WHAT THE TASK ASKS
Without omitting anything, return the records precisely as given.

Entries from a dataset of interfaces:

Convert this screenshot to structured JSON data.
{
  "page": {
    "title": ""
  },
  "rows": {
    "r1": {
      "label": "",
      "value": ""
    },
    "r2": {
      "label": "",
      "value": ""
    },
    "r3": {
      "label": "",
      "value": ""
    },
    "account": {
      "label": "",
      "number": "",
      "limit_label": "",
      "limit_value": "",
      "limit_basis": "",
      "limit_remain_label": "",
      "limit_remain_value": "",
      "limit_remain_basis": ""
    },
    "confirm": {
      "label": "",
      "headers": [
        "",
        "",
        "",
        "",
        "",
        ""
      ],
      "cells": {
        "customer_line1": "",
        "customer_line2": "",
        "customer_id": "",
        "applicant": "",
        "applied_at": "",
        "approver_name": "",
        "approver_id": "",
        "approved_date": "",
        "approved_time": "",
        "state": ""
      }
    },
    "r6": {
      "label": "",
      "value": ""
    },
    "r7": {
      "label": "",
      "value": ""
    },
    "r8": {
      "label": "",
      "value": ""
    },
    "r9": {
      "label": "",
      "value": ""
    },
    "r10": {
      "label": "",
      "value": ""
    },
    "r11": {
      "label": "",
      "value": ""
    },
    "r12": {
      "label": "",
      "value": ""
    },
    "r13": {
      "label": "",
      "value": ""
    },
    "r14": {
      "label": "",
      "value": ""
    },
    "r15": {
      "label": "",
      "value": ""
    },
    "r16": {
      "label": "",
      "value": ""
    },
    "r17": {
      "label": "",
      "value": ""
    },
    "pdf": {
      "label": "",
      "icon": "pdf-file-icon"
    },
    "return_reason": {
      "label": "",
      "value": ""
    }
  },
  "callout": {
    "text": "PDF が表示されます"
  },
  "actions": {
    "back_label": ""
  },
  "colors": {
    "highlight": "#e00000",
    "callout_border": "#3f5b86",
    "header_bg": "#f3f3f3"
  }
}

ANSWER BELOW
Convert this screenshot to structured JSON data.
{
  "page": {
    "title": ""
  },
  "rows": {
    "r1": {
      "label": "",
      "value": ""
    },
    "r2": {
      "label": "",
      "value": ""
    },
    "r3": {
      "label": "",
      "value": ""
    },
    "account": {
      "label": "",
      "number": "",
      "limit_label": "",
      "limit_value": "",
      "limit_basis": "",
      "limit_remain_label": "",
      "limit_remain_value": "",
      "limit_remain_basis": ""
    },
    "confirm": {
      "label": "",
      "headers": [
        "",
        "",
        "",
        "",
        "",
        ""
      ],
      "cells": {
        "customer_line1": "",
        "customer_line2": "",
        "customer_id": "",
        "applicant": "",
        "applied_at": "",
        "approver_name": "",
        "approver_id": "",
        "approved_date": "",
        "approved_time": "",
        "state": ""
      }
    },
    "r6": {
      "label": "",
      "value": ""
    },
    "r7": {
      "label": "",
      "value": ""
    },
    "r8": {
      "label": "",
      "value": ""
    },
    "r9": {
      "label": "",
      "value": ""
    },
    "r10": {
      "label": "",
      "value": ""
    },
    "r11": {
      "label": "",
      "value": ""
    },
    "r12": {
      "label": "",
      "value": ""
    },
    "r13": {
      "label": "",
      "value": ""
    },
    "r14": {
      "label": "",
      "value": ""
    },
    "r15": {
      "label": "",
      "value": ""
    },
    "r16": {
      "label": "",
      "value": ""
    },
    "r17": {
      "label": "",
      "value": ""
    },
    "pdf": {
      "label": "",
      "icon": "pdf-file-icon"
    },
    "return_reason": {
      "label": "",
      "value": ""
    }
  },
  "callout": {
    "text": "PDF が表示されます"
  },
  "actions": {
    "back_label": ""
  },
  "colors": {
    "highlight": "#e00000",
    "callout_border": "#3f5b86",
    "header_bg": "#f3f3f3"
  }
}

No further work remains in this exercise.